Trend will Continue
Between 2007 and 2016, inflation as measured by the Consumer Price Index (CPI) for industrial workers (IW) rose at a compounded annual growth rate (CAGR) of 8.6%. During the period, fees at the top management institutes in the country rose by 12-19%.
Experts, however, reckon that this trend of fee increases will continue. “Management education, globally, is an expensive proposition. Institutes have to invest a lot of money in case studies, faculty salaries, including visiting professors, international collaborations where students and teachers are exposed to other markets, among other things,” says Rohin Kapoor, director at Deloitte in India. Earlier, this was largely subsidised, he said.

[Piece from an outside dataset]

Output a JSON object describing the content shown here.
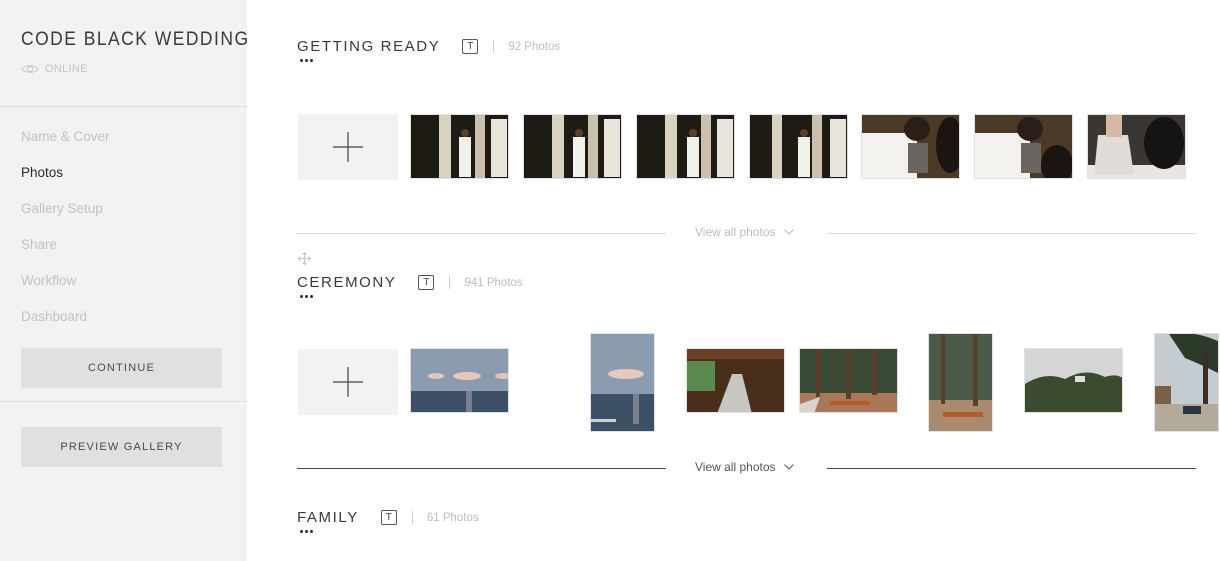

“Now, increasingly, the thinking is that students who pass out from these top institutes get good/above average salaries and should not find it difficult to repay their loans. Also, for people from economically challenged backgrounds, there are fee waivers,” Kapoor said. Graduates of top Indian management schools get average starting annual pay of .₹ 13-18 lakh during placements.
For institutes operating in developed markets, tuition fees for management programmes have already reached a certain level, with increases limited to 3-4%, usually in line with cost inflation. “Going forward, even fees at Indian institutes will stabilise,” Kapoor said.
Globally, there are at least four Bschools that charge above $200,000 as the total cost of a full-time MBA programme.